*** Opening of DATA RECORDS ***

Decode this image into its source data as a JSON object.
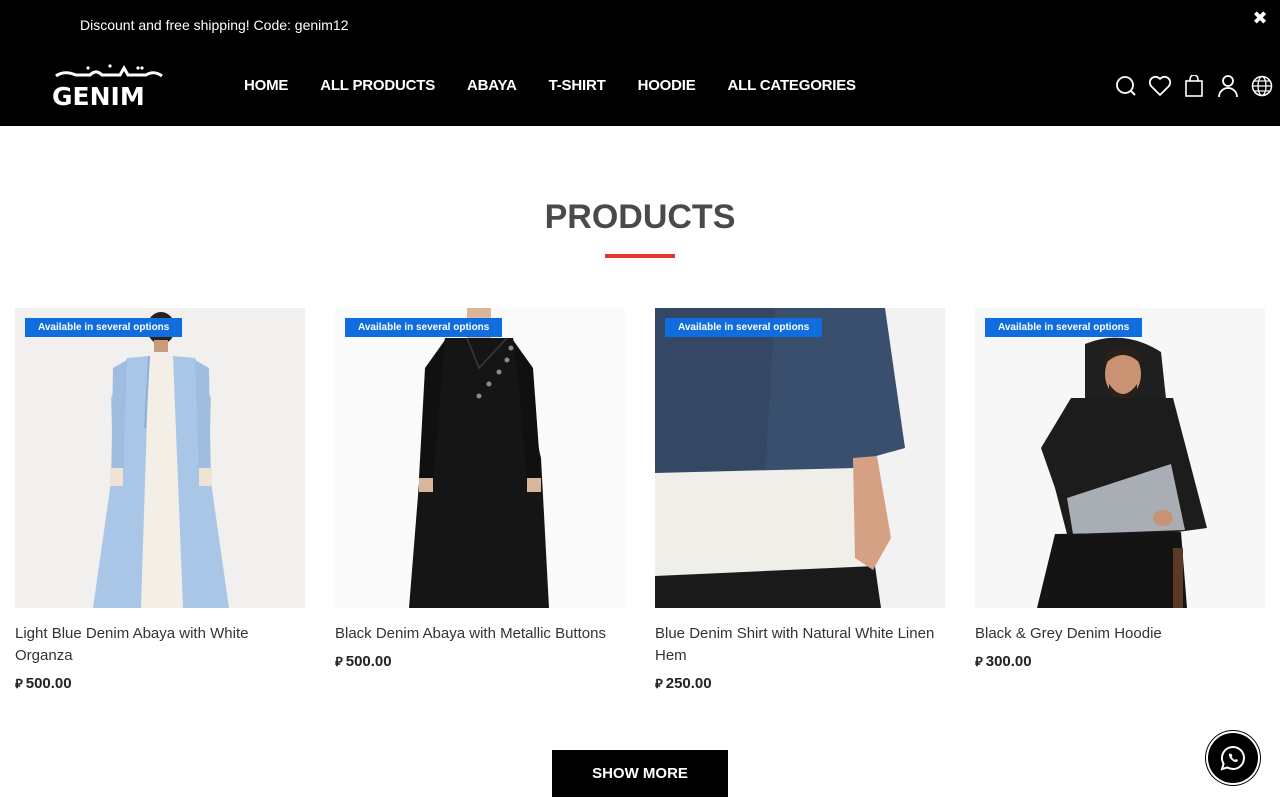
{
  "announcement": {
    "text": "Discount and free shipping! Code: genim12",
    "close_icon": "close-icon"
  },
  "logo": {
    "text": "GENIM"
  },
  "nav": {
    "items": [
      {
        "label": "HOME"
      },
      {
        "label": "ALL PRODUCTS"
      },
      {
        "label": "ABAYA"
      },
      {
        "label": "T-SHIRT"
      },
      {
        "label": "HOODIE"
      },
      {
        "label": "ALL CATEGORIES"
      }
    ]
  },
  "header_icons": [
    "search-icon",
    "heart-icon",
    "bag-icon",
    "user-icon",
    "globe-icon"
  ],
  "section": {
    "title": "PRODUCTS",
    "underline_color": "#e3342f"
  },
  "products": [
    {
      "badge": "Available in several options",
      "name": "Light Blue Denim Abaya with White Organza",
      "currency": "⃁",
      "price": "500.00"
    },
    {
      "badge": "Available in several options",
      "name": "Black Denim Abaya with Metallic Buttons",
      "currency": "⃁",
      "price": "500.00"
    },
    {
      "badge": "Available in several options",
      "name": "Blue Denim Shirt with Natural White Linen Hem",
      "currency": "⃁",
      "price": "250.00"
    },
    {
      "badge": "Available in several options",
      "name": "Black & Grey Denim Hoodie",
      "currency": "⃁",
      "price": "300.00"
    }
  ],
  "show_more": {
    "label": "SHOW MORE"
  },
  "whatsapp": {
    "icon": "whatsapp-icon"
  },
  "colors": {
    "header_bg": "#000000",
    "badge_bg": "#0f6dde",
    "accent": "#e3342f"
  }
}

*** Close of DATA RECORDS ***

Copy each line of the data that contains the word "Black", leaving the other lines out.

RESULT →
      "name": "Black Denim Abaya with Metallic Buttons",
      "name": "Black & Grey Denim Hoodie",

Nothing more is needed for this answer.